*TASK DESCRIPTION*.
Each record below is to be reproduced without any change.
--------------------------------------------------
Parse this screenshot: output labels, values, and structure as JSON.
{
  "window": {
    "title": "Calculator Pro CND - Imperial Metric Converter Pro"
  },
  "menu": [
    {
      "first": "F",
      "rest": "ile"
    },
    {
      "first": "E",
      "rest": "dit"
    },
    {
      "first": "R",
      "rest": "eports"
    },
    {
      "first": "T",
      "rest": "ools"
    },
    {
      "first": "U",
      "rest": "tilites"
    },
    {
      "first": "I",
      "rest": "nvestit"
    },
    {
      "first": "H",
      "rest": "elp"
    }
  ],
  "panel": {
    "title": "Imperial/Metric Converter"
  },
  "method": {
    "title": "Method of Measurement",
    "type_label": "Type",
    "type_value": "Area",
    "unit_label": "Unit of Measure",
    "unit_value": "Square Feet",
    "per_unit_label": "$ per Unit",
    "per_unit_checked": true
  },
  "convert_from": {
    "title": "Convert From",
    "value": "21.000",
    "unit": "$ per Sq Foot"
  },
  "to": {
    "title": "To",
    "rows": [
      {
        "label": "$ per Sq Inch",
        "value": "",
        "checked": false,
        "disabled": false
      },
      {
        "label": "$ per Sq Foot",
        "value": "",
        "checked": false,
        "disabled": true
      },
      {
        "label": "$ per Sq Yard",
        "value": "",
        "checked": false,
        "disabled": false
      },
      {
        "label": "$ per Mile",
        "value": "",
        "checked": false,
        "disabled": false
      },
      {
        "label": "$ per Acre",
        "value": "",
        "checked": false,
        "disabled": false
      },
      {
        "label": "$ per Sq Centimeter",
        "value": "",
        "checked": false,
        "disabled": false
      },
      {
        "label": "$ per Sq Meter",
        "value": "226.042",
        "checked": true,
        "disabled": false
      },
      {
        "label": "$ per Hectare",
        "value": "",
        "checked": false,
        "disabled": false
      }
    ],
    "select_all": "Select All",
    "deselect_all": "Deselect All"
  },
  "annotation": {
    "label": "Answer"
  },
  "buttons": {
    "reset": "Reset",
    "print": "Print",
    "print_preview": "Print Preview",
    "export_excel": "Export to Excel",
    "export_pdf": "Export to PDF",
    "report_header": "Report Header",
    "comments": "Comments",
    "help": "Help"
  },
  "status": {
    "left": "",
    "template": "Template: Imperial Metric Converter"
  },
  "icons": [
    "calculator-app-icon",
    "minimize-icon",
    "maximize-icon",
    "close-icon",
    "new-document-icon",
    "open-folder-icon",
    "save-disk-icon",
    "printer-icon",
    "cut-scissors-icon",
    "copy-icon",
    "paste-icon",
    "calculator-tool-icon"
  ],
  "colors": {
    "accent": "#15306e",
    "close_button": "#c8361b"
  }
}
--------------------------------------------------
*EXERCISE ANSWER*.
Parse this screenshot: output labels, values, and structure as JSON.
{
  "window": {
    "title": "Calculator Pro CND - Imperial Metric Converter Pro"
  },
  "menu": [
    {
      "first": "F",
      "rest": "ile"
    },
    {
      "first": "E",
      "rest": "dit"
    },
    {
      "first": "R",
      "rest": "eports"
    },
    {
      "first": "T",
      "rest": "ools"
    },
    {
      "first": "U",
      "rest": "tilites"
    },
    {
      "first": "I",
      "rest": "nvestit"
    },
    {
      "first": "H",
      "rest": "elp"
    }
  ],
  "panel": {
    "title": "Imperial/Metric Converter"
  },
  "method": {
    "title": "Method of Measurement",
    "type_label": "Type",
    "type_value": "Area",
    "unit_label": "Unit of Measure",
    "unit_value": "Square Feet",
    "per_unit_label": "$ per Unit",
    "per_unit_checked": true
  },
  "convert_from": {
    "title": "Convert From",
    "value": "21.000",
    "unit": "$ per Sq Foot"
  },
  "to": {
    "title": "To",
    "rows": [
      {
        "label": "$ per Sq Inch",
        "value": "",
        "checked": false,
        "disabled": false
      },
      {
        "label": "$ per Sq Foot",
        "value": "",
        "checked": false,
        "disabled": true
      },
      {
        "label": "$ per Sq Yard",
        "value": "",
        "checked": false,
        "disabled": false
      },
      {
        "label": "$ per Mile",
        "value": "",
        "checked": false,
        "disabled": false
      },
      {
        "label": "$ per Acre",
        "value": "",
        "checked": false,
        "disabled": false
      },
      {
        "label": "$ per Sq Centimeter",
        "value": "",
        "checked": false,
        "disabled": false
      },
      {
        "label": "$ per Sq Meter",
        "value": "226.042",
        "checked": true,
        "disabled": false
      },
      {
        "label": "$ per Hectare",
        "value": "",
        "checked": false,
        "disabled": false
      }
    ],
    "select_all": "Select All",
    "deselect_all": "Deselect All"
  },
  "annotation": {
    "label": "Answer"
  },
  "buttons": {
    "reset": "Reset",
    "print": "Print",
    "print_preview": "Print Preview",
    "export_excel": "Export to Excel",
    "export_pdf": "Export to PDF",
    "report_header": "Report Header",
    "comments": "Comments",
    "help": "Help"
  },
  "status": {
    "left": "",
    "template": "Template: Imperial Metric Converter"
  },
  "icons": [
    "calculator-app-icon",
    "minimize-icon",
    "maximize-icon",
    "close-icon",
    "new-document-icon",
    "open-folder-icon",
    "save-disk-icon",
    "printer-icon",
    "cut-scissors-icon",
    "copy-icon",
    "paste-icon",
    "calculator-tool-icon"
  ],
  "colors": {
    "accent": "#15306e",
    "close_button": "#c8361b"
  }
}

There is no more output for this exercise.